'marginal notes in an Indian statute, as in an Act of Parliament, cannot be referred to for the purpose of construing the statute.... Nor can the title of a Chapter be legitimately used to restrict the plain terms of an enactment', p. 141.
In -- 'Union Steamship Co. of New Zealand v. Melbourne Trust Commissioners', (1884) 9 AC 365 (G), remarks were made as to the effect on interpretation of dividing an Act into parts with appropriate headings. Sir Robert P. Collier observed at p. 369:
'It may be, indeed, that the fact of a clause being found in a certain group may in some cases possibly throw some light upon its meaning; but it appears to their Lordships that the construction contended for on the part of the plaintiffs that the term 'officers' controls the meaning of the word 'person' in Section 46, applying it solely to officers and negativing its application to a corporation is untenable.'
His Lordship then examined the different clauses and held that the plain meaning of the section was not to be controlled by the heading.
48. Section 9 does not give exclusive jurisdiction to a Tribunal to decide the question whether a person is or is not a displaced person. No doubt Section 3 or this Act gives an overriding effect to the Act, i.e. if such a finding is given by the Tribunal it would be binding, but that does not exclude the jurisdiction of the Courts to determine this question if and when it there arises. Besides if relief provided by Sections 20, 30 and 31 can be given to a displaced debtor in an ordinary civil Court there is no reason why the relief provided by Section 17 should be circumscribed to processings before a Tribunal.

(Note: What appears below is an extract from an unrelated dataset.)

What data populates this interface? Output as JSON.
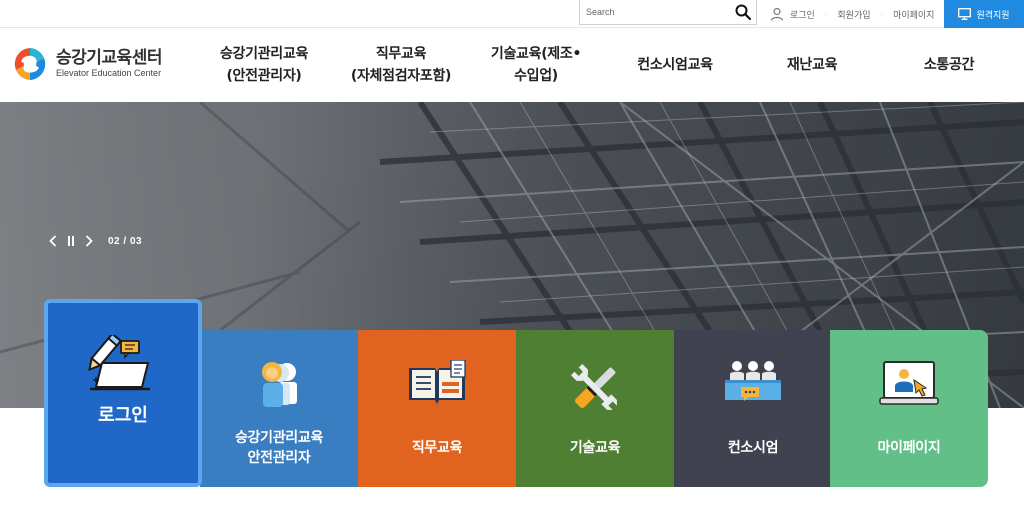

49. If the Legislature has chosen to use certain words in one section, viz., the section dealing with debts secured by immovable property, and different words in another section dealing with movable property and the meaning of the words is plain no consideration as to the requirements or formalities under another section can be brought in to interpret those words nor can on such considerations a different interpretation be given. The Courts must interpret the words according to their plain meaning unless they are likely to lead to an absurdity or repugnancy or inconsistency. In my opinion plain meaning of the words used in Section 17 would not lead to any such absurdity or repugnancy or inconsistency. Neither the scheme of the Act nor the objects of the Act nor the particular location of Section 17 nor the fact that under Section 5 of the Act a schedule of assets and liabilities has to toe given or any other requisites or formalities are under that section necessary can be any ground for departing from the rule laid down in regard to the interpretation to be put on the plain words of a section. And by the interpretation I am putting on this section, the objects of the Act are subserved and not disserved. With due respect to the views of Eric Weston, C. J., I am of the opinion that Section 17 is available to a displaced debtor even when the proceedings are before an ordinary Court of the country and for the reasons that I have given above, I would hold that -- 'AIR 1952 Punj 400 (A)', is not correctly decided.
50. I would therefore allow this petition, set aside the order of the learned Senior SubordinateJudge and make the rule absolute. In the circumstances parties will bear their own costs in this Court.
51. Parties have been directed to appeal in the trial Court on 27-7-1953.